Line by line, set down all the data below exactly, omitting any picture.
Exercise inputs section start
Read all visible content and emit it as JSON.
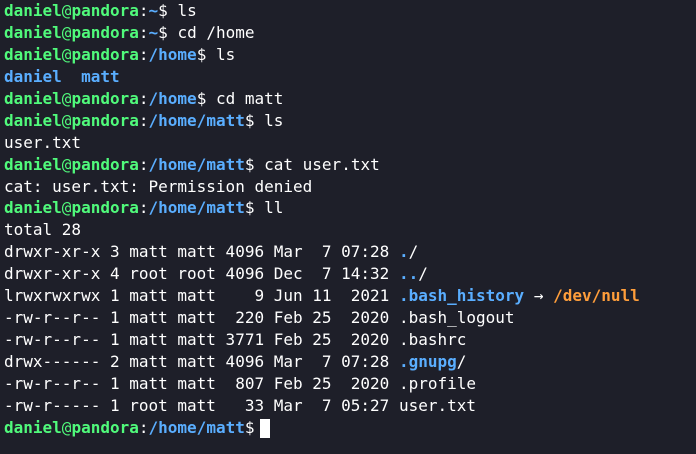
{
  "prompt": {
    "user": "daniel",
    "at": "@",
    "host": "pandora",
    "sep": ":"
  },
  "lines": [
    {
      "type": "prompt",
      "path": "~",
      "cmd": "ls"
    },
    {
      "type": "prompt",
      "path": "~",
      "cmd": "cd /home"
    },
    {
      "type": "prompt",
      "path": "/home",
      "cmd": "ls"
    },
    {
      "type": "dirs",
      "items": [
        "daniel",
        "matt"
      ]
    },
    {
      "type": "prompt",
      "path": "/home",
      "cmd": "cd matt"
    },
    {
      "type": "prompt",
      "path": "/home/matt",
      "cmd": "ls"
    },
    {
      "type": "text",
      "text": "user.txt"
    },
    {
      "type": "prompt",
      "path": "/home/matt",
      "cmd": "cat user.txt"
    },
    {
      "type": "text",
      "text": "cat: user.txt: Permission denied"
    },
    {
      "type": "prompt",
      "path": "/home/matt",
      "cmd": "ll"
    },
    {
      "type": "text",
      "text": "total 28"
    },
    {
      "type": "ls",
      "perms": "drwxr-xr-x",
      "meta": " 3 matt matt 4096 Mar  7 07:28 ",
      "name": ".",
      "kind": "dir",
      "suffix": "/"
    },
    {
      "type": "ls",
      "perms": "drwxr-xr-x",
      "meta": " 4 root root 4096 Dec  7 14:32 ",
      "name": "..",
      "kind": "dir",
      "suffix": "/"
    },
    {
      "type": "ls",
      "perms": "lrwxrwxrwx",
      "meta": " 1 matt matt    9 Jun 11  2021 ",
      "name": ".bash_history",
      "kind": "link",
      "arrow": " → ",
      "target": "/dev/null"
    },
    {
      "type": "ls",
      "perms": "-rw-r--r--",
      "meta": " 1 matt matt  220 Feb 25  2020 ",
      "name": ".bash_logout",
      "kind": "file"
    },
    {
      "type": "ls",
      "perms": "-rw-r--r--",
      "meta": " 1 matt matt 3771 Feb 25  2020 ",
      "name": ".bashrc",
      "kind": "file"
    },
    {
      "type": "ls",
      "perms": "drwx------",
      "meta": " 2 matt matt 4096 Mar  7 07:28 ",
      "name": ".gnupg",
      "kind": "dir",
      "suffix": "/"
    },
    {
      "type": "ls",
      "perms": "-rw-r--r--",
      "meta": " 1 matt matt  807 Feb 25  2020 ",
      "name": ".profile",
      "kind": "file"
    },
    {
      "type": "ls",
      "perms": "-rw-r-----",
      "meta": " 1 root matt   33 Mar  7 05:27 ",
      "name": "user.txt",
      "kind": "file"
    },
    {
      "type": "prompt",
      "path": "/home/matt",
      "cmd": "",
      "active": true
    }
  ]
}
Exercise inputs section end
Response area
Read all visible content and emit it as JSON.
{
  "prompt": {
    "user": "daniel",
    "at": "@",
    "host": "pandora",
    "sep": ":"
  },
  "lines": [
    {
      "type": "prompt",
      "path": "~",
      "cmd": "ls"
    },
    {
      "type": "prompt",
      "path": "~",
      "cmd": "cd /home"
    },
    {
      "type": "prompt",
      "path": "/home",
      "cmd": "ls"
    },
    {
      "type": "dirs",
      "items": [
        "daniel",
        "matt"
      ]
    },
    {
      "type": "prompt",
      "path": "/home",
      "cmd": "cd matt"
    },
    {
      "type": "prompt",
      "path": "/home/matt",
      "cmd": "ls"
    },
    {
      "type": "text",
      "text": "user.txt"
    },
    {
      "type": "prompt",
      "path": "/home/matt",
      "cmd": "cat user.txt"
    },
    {
      "type": "text",
      "text": "cat: user.txt: Permission denied"
    },
    {
      "type": "prompt",
      "path": "/home/matt",
      "cmd": "ll"
    },
    {
      "type": "text",
      "text": "total 28"
    },
    {
      "type": "ls",
      "perms": "drwxr-xr-x",
      "meta": " 3 matt matt 4096 Mar  7 07:28 ",
      "name": ".",
      "kind": "dir",
      "suffix": "/"
    },
    {
      "type": "ls",
      "perms": "drwxr-xr-x",
      "meta": " 4 root root 4096 Dec  7 14:32 ",
      "name": "..",
      "kind": "dir",
      "suffix": "/"
    },
    {
      "type": "ls",
      "perms": "lrwxrwxrwx",
      "meta": " 1 matt matt    9 Jun 11  2021 ",
      "name": ".bash_history",
      "kind": "link",
      "arrow": " → ",
      "target": "/dev/null"
    },
    {
      "type": "ls",
      "perms": "-rw-r--r--",
      "meta": " 1 matt matt  220 Feb 25  2020 ",
      "name": ".bash_logout",
      "kind": "file"
    },
    {
      "type": "ls",
      "perms": "-rw-r--r--",
      "meta": " 1 matt matt 3771 Feb 25  2020 ",
      "name": ".bashrc",
      "kind": "file"
    },
    {
      "type": "ls",
      "perms": "drwx------",
      "meta": " 2 matt matt 4096 Mar  7 07:28 ",
      "name": ".gnupg",
      "kind": "dir",
      "suffix": "/"
    },
    {
      "type": "ls",
      "perms": "-rw-r--r--",
      "meta": " 1 matt matt  807 Feb 25  2020 ",
      "name": ".profile",
      "kind": "file"
    },
    {
      "type": "ls",
      "perms": "-rw-r-----",
      "meta": " 1 root matt   33 Mar  7 05:27 ",
      "name": "user.txt",
      "kind": "file"
    },
    {
      "type": "prompt",
      "path": "/home/matt",
      "cmd": "",
      "active": true
    }
  ]
}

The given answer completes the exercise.